Web page and app entries:

────

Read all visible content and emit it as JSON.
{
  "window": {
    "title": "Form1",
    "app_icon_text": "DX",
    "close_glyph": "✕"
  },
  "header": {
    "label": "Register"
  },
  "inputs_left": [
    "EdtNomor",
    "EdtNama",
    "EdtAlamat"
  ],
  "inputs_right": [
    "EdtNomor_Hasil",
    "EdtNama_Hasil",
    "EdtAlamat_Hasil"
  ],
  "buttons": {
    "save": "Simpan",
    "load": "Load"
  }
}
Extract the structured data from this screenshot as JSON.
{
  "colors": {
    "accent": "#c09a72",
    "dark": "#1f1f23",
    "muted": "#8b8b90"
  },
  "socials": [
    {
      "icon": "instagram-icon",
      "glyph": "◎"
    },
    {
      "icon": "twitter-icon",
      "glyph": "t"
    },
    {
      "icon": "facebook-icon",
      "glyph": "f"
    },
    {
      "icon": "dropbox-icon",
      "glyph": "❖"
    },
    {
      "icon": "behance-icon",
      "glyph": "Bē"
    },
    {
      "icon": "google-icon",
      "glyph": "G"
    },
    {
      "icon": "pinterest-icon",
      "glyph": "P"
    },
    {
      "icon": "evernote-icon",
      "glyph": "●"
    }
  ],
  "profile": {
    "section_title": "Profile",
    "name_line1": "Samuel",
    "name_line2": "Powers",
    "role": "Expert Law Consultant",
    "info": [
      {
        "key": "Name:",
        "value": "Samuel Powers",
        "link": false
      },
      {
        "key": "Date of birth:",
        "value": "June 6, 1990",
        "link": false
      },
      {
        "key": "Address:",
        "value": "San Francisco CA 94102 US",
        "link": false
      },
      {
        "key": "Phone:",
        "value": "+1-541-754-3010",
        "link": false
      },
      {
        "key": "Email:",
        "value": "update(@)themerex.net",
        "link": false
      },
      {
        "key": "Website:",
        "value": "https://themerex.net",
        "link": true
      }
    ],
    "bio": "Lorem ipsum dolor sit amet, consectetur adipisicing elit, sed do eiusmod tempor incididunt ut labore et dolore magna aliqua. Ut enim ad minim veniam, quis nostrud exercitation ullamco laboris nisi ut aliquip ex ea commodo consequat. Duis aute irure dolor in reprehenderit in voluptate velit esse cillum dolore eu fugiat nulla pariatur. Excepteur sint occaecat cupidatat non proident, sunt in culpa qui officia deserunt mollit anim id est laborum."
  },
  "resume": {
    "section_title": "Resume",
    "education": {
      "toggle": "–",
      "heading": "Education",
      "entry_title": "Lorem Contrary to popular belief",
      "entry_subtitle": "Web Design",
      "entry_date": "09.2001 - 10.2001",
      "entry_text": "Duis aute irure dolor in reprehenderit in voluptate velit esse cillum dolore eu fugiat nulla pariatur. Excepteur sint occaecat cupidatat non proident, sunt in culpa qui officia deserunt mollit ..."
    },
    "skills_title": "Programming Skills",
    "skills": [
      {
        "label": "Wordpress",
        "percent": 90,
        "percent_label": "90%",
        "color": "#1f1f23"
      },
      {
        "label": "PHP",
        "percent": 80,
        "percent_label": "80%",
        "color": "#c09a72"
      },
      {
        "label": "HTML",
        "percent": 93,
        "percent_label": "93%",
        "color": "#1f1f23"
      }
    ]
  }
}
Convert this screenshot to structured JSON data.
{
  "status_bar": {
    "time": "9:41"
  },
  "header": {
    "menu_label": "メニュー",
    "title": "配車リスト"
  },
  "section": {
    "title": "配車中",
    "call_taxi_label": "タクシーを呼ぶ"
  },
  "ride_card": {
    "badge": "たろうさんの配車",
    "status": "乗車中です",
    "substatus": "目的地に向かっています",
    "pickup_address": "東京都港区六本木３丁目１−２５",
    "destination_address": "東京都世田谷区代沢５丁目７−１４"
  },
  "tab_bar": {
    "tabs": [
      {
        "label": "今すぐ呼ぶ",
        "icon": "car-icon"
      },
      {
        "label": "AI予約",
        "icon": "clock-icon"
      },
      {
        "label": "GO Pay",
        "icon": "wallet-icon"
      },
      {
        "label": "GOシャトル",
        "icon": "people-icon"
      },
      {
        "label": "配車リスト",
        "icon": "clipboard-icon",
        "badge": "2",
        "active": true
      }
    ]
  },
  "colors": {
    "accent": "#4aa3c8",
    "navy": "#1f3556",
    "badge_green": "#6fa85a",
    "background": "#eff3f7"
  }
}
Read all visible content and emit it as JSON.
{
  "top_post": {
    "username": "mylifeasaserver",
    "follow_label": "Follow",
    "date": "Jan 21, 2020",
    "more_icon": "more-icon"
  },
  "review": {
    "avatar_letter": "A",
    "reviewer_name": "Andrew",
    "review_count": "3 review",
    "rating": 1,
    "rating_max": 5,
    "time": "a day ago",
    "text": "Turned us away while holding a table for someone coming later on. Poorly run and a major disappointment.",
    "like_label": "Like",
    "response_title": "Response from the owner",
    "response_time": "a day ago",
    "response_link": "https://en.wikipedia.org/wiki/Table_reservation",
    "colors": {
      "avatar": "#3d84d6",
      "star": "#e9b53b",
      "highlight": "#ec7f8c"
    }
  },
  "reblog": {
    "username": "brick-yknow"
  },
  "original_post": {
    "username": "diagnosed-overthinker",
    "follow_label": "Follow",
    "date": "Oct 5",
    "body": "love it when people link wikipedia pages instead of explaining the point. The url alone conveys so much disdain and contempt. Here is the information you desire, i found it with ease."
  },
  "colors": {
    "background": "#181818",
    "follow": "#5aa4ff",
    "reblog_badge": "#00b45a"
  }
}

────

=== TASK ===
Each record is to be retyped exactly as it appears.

=== RESULT ===
Read all visible content and emit it as JSON.
{
  "window": {
    "title": "Form1",
    "app_icon_text": "DX",
    "close_glyph": "✕"
  },
  "header": {
    "label": "Register"
  },
  "inputs_left": [
    "EdtNomor",
    "EdtNama",
    "EdtAlamat"
  ],
  "inputs_right": [
    "EdtNomor_Hasil",
    "EdtNama_Hasil",
    "EdtAlamat_Hasil"
  ],
  "buttons": {
    "save": "Simpan",
    "load": "Load"
  }
}
Extract the structured data from this screenshot as JSON.
{
  "colors": {
    "accent": "#c09a72",
    "dark": "#1f1f23",
    "muted": "#8b8b90"
  },
  "socials": [
    {
      "icon": "instagram-icon",
      "glyph": "◎"
    },
    {
      "icon": "twitter-icon",
      "glyph": "t"
    },
    {
      "icon": "facebook-icon",
      "glyph": "f"
    },
    {
      "icon": "dropbox-icon",
      "glyph": "❖"
    },
    {
      "icon": "behance-icon",
      "glyph": "Bē"
    },
    {
      "icon": "google-icon",
      "glyph": "G"
    },
    {
      "icon": "pinterest-icon",
      "glyph": "P"
    },
    {
      "icon": "evernote-icon",
      "glyph": "●"
    }
  ],
  "profile": {
    "section_title": "Profile",
    "name_line1": "Samuel",
    "name_line2": "Powers",
    "role": "Expert Law Consultant",
    "info": [
      {
        "key": "Name:",
        "value": "Samuel Powers",
        "link": false
      },
      {
        "key": "Date of birth:",
        "value": "June 6, 1990",
        "link": false
      },
      {
        "key": "Address:",
        "value": "San Francisco CA 94102 US",
        "link": false
      },
      {
        "key": "Phone:",
        "value": "+1-541-754-3010",
        "link": false
      },
      {
        "key": "Email:",
        "value": "update(@)themerex.net",
        "link": false
      },
      {
        "key": "Website:",
        "value": "https://themerex.net",
        "link": true
      }
    ],
    "bio": "Lorem ipsum dolor sit amet, consectetur adipisicing elit, sed do eiusmod tempor incididunt ut labore et dolore magna aliqua. Ut enim ad minim veniam, quis nostrud exercitation ullamco laboris nisi ut aliquip ex ea commodo consequat. Duis aute irure dolor in reprehenderit in voluptate velit esse cillum dolore eu fugiat nulla pariatur. Excepteur sint occaecat cupidatat non proident, sunt in culpa qui officia deserunt mollit anim id est laborum."
  },
  "resume": {
    "section_title": "Resume",
    "education": {
      "toggle": "–",
      "heading": "Education",
      "entry_title": "Lorem Contrary to popular belief",
      "entry_subtitle": "Web Design",
      "entry_date": "09.2001 - 10.2001",
      "entry_text": "Duis aute irure dolor in reprehenderit in voluptate velit esse cillum dolore eu fugiat nulla pariatur. Excepteur sint occaecat cupidatat non proident, sunt in culpa qui officia deserunt mollit ..."
    },
    "skills_title": "Programming Skills",
    "skills": [
      {
        "label": "Wordpress",
        "percent": 90,
        "percent_label": "90%",
        "color": "#1f1f23"
      },
      {
        "label": "PHP",
        "percent": 80,
        "percent_label": "80%",
        "color": "#c09a72"
      },
      {
        "label": "HTML",
        "percent": 93,
        "percent_label": "93%",
        "color": "#1f1f23"
      }
    ]
  }
}
Convert this screenshot to structured JSON data.
{
  "status_bar": {
    "time": "9:41"
  },
  "header": {
    "menu_label": "メニュー",
    "title": "配車リスト"
  },
  "section": {
    "title": "配車中",
    "call_taxi_label": "タクシーを呼ぶ"
  },
  "ride_card": {
    "badge": "たろうさんの配車",
    "status": "乗車中です",
    "substatus": "目的地に向かっています",
    "pickup_address": "東京都港区六本木３丁目１−２５",
    "destination_address": "東京都世田谷区代沢５丁目７−１４"
  },
  "tab_bar": {
    "tabs": [
      {
        "label": "今すぐ呼ぶ",
        "icon": "car-icon"
      },
      {
        "label": "AI予約",
        "icon": "clock-icon"
      },
      {
        "label": "GO Pay",
        "icon": "wallet-icon"
      },
      {
        "label": "GOシャトル",
        "icon": "people-icon"
      },
      {
        "label": "配車リスト",
        "icon": "clipboard-icon",
        "badge": "2",
        "active": true
      }
    ]
  },
  "colors": {
    "accent": "#4aa3c8",
    "navy": "#1f3556",
    "badge_green": "#6fa85a",
    "background": "#eff3f7"
  }
}
Read all visible content and emit it as JSON.
{
  "top_post": {
    "username": "mylifeasaserver",
    "follow_label": "Follow",
    "date": "Jan 21, 2020",
    "more_icon": "more-icon"
  },
  "review": {
    "avatar_letter": "A",
    "reviewer_name": "Andrew",
    "review_count": "3 review",
    "rating": 1,
    "rating_max": 5,
    "time": "a day ago",
    "text": "Turned us away while holding a table for someone coming later on. Poorly run and a major disappointment.",
    "like_label": "Like",
    "response_title": "Response from the owner",
    "response_time": "a day ago",
    "response_link": "https://en.wikipedia.org/wiki/Table_reservation",
    "colors": {
      "avatar": "#3d84d6",
      "star": "#e9b53b",
      "highlight": "#ec7f8c"
    }
  },
  "reblog": {
    "username": "brick-yknow"
  },
  "original_post": {
    "username": "diagnosed-overthinker",
    "follow_label": "Follow",
    "date": "Oct 5",
    "body": "love it when people link wikipedia pages instead of explaining the point. The url alone conveys so much disdain and contempt. Here is the information you desire, i found it with ease."
  },
  "colors": {
    "background": "#181818",
    "follow": "#5aa4ff",
    "reblog_badge": "#00b45a"
  }
}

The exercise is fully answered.